:: Dataset extract ::
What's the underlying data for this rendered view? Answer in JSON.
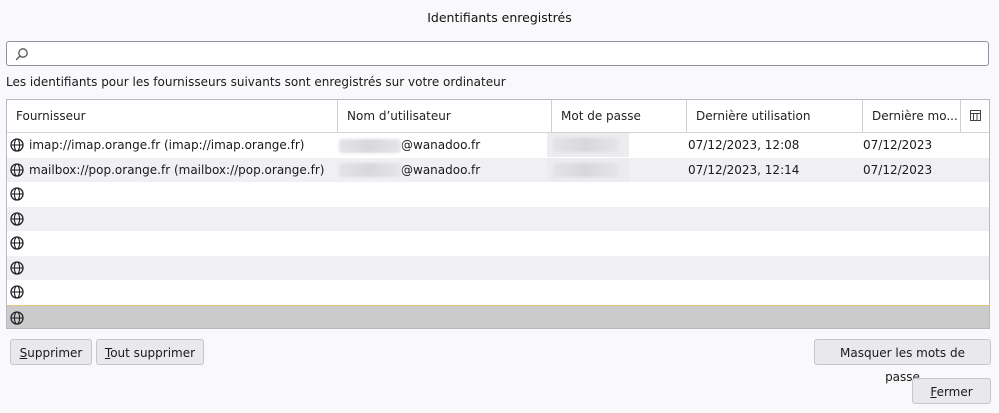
{
  "window": {
    "title": "Identifiants enregistrés"
  },
  "search": {
    "placeholder": "",
    "value": ""
  },
  "info_text": "Les identifiants pour les fournisseurs suivants sont enregistrés sur votre ordinateur",
  "table": {
    "columns": [
      "Fournisseur",
      "Nom d’utilisateur",
      "Mot de passe",
      "Dernière utilisation",
      "Dernière mo..."
    ],
    "rows": [
      {
        "provider": "imap://imap.orange.fr (imap://imap.orange.fr)",
        "username_visible": "@wanadoo.fr",
        "last_used": "07/12/2023, 12:08",
        "last_modified": "07/12/2023"
      },
      {
        "provider": "mailbox://pop.orange.fr (mailbox://pop.orange.fr)",
        "username_visible": "@wanadoo.fr",
        "last_used": "07/12/2023, 12:14",
        "last_modified": "07/12/2023"
      },
      {
        "provider": "",
        "username_visible": "",
        "last_used": "",
        "last_modified": ""
      },
      {
        "provider": "",
        "username_visible": "",
        "last_used": "",
        "last_modified": ""
      },
      {
        "provider": "",
        "username_visible": "",
        "last_used": "",
        "last_modified": ""
      },
      {
        "provider": "",
        "username_visible": "",
        "last_used": "",
        "last_modified": ""
      },
      {
        "provider": "",
        "username_visible": "",
        "last_used": "",
        "last_modified": ""
      },
      {
        "provider": "",
        "username_visible": "",
        "last_used": "",
        "last_modified": ""
      }
    ]
  },
  "buttons": {
    "remove": {
      "first": "S",
      "rest": "upprimer"
    },
    "remove_all": {
      "first": "T",
      "rest": "out supprimer"
    },
    "hide_passwords": "Masquer les mots de passe",
    "close": {
      "first": "F",
      "rest": "ermer"
    }
  },
  "icons": {
    "search": "search-icon",
    "globe": "globe-icon",
    "column_picker": "column-picker-icon"
  },
  "colors": {
    "selected_row": "#cbcbcb",
    "alt_row": "#f0f0f4",
    "button_bg": "#e9e9ed"
  }
}
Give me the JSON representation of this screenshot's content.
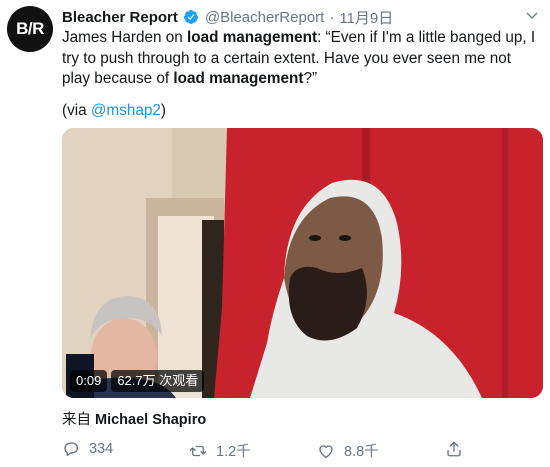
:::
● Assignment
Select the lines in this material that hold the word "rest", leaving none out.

● Answer section
      "rest": "upprimer"
      "rest": "out supprimer"
      "rest": "ermer"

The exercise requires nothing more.